(WHAT NEEDS TO BE DONE)
Copy each line of the entries that includes the word "TeraPad".

Top of AVAILABLE DATA

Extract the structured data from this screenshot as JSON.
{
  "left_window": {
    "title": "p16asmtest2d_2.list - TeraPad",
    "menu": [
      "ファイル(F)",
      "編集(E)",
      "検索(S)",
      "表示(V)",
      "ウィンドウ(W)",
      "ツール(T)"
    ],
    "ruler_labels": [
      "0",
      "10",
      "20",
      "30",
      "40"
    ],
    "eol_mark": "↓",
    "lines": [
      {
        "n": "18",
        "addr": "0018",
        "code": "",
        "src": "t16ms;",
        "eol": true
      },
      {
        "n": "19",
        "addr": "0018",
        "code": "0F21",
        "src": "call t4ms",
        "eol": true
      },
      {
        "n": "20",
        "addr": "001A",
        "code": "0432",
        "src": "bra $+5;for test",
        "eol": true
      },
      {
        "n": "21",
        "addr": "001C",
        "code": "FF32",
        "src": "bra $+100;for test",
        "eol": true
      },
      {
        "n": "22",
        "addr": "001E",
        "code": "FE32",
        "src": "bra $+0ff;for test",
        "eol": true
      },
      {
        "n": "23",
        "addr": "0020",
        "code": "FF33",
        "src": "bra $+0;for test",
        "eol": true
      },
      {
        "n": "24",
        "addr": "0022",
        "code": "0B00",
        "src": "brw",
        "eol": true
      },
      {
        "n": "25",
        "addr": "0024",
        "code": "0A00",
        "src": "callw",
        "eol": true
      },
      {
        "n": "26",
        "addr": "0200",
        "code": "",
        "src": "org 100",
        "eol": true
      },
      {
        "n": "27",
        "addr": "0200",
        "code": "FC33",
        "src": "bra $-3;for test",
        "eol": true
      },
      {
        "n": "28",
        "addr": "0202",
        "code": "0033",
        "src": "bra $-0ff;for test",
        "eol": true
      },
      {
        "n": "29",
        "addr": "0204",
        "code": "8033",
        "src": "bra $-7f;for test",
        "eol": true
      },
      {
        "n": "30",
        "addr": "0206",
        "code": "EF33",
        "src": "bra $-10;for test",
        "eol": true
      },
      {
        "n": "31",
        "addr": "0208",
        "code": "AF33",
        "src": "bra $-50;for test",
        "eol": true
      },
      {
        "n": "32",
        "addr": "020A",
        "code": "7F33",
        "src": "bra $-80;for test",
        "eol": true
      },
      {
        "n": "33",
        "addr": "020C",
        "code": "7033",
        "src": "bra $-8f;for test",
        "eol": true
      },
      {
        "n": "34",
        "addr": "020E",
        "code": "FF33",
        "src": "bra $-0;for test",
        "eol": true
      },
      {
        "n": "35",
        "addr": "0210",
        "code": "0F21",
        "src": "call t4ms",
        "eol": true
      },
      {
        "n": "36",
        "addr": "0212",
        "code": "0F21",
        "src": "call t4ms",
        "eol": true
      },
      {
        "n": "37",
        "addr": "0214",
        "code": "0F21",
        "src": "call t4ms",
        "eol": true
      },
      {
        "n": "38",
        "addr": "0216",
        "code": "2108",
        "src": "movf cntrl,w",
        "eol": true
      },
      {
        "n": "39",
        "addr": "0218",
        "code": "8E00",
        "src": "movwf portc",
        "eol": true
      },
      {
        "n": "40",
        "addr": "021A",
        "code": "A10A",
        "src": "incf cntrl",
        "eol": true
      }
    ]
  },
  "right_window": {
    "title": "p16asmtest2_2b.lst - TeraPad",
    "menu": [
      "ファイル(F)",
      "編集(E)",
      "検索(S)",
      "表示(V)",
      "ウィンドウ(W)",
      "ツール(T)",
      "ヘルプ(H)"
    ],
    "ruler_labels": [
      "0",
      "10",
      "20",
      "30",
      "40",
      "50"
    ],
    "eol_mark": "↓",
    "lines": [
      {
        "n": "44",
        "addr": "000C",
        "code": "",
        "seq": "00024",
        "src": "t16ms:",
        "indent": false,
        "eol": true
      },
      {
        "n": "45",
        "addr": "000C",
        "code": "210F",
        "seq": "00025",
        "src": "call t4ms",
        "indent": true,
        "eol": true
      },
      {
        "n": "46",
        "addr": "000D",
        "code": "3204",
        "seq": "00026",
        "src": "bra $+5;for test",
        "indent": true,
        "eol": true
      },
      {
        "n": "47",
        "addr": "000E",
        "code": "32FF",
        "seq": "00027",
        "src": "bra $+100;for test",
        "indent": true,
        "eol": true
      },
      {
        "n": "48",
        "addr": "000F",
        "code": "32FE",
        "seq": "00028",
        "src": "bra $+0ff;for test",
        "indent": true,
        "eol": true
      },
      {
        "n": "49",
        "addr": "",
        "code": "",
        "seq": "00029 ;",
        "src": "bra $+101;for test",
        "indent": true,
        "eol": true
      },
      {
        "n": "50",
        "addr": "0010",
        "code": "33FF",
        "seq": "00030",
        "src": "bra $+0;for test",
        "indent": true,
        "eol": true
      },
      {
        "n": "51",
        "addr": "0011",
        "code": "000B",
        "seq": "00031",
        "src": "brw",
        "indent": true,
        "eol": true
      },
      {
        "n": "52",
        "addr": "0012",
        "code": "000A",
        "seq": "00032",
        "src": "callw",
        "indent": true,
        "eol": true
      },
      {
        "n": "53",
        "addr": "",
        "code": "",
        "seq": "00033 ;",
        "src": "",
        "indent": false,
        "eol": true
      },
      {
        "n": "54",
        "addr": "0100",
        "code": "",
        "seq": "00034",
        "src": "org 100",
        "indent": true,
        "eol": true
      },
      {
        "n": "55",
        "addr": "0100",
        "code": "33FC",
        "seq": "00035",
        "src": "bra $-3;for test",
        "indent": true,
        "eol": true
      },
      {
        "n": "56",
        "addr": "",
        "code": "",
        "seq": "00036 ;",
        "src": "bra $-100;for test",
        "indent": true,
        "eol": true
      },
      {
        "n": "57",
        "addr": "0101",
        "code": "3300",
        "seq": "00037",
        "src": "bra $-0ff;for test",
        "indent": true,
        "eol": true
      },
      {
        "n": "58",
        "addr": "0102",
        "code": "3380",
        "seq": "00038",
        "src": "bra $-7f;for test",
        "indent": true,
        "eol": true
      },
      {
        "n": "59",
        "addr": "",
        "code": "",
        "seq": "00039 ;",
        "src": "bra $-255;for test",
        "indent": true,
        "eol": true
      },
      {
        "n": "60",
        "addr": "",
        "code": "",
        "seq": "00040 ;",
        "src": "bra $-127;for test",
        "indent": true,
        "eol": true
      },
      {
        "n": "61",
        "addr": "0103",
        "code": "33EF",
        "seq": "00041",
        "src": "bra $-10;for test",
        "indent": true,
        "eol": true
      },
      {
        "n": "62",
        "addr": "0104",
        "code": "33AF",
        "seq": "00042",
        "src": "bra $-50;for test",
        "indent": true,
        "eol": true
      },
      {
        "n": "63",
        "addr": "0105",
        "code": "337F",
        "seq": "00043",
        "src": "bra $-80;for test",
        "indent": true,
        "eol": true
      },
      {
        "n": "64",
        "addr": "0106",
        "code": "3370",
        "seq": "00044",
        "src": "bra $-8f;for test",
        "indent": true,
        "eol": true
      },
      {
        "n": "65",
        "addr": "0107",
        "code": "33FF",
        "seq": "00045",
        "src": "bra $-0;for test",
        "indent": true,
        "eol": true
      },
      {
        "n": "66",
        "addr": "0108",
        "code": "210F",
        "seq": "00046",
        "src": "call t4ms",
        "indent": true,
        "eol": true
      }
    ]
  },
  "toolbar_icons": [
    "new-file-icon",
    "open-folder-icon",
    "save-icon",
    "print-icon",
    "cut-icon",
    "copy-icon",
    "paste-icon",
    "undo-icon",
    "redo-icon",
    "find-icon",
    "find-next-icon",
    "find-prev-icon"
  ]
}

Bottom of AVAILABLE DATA

(RESULT OF THE EXERCISE)
    "title": "p16asmtest2d_2.list - TeraPad",
    "title": "p16asmtest2_2b.lst - TeraPad",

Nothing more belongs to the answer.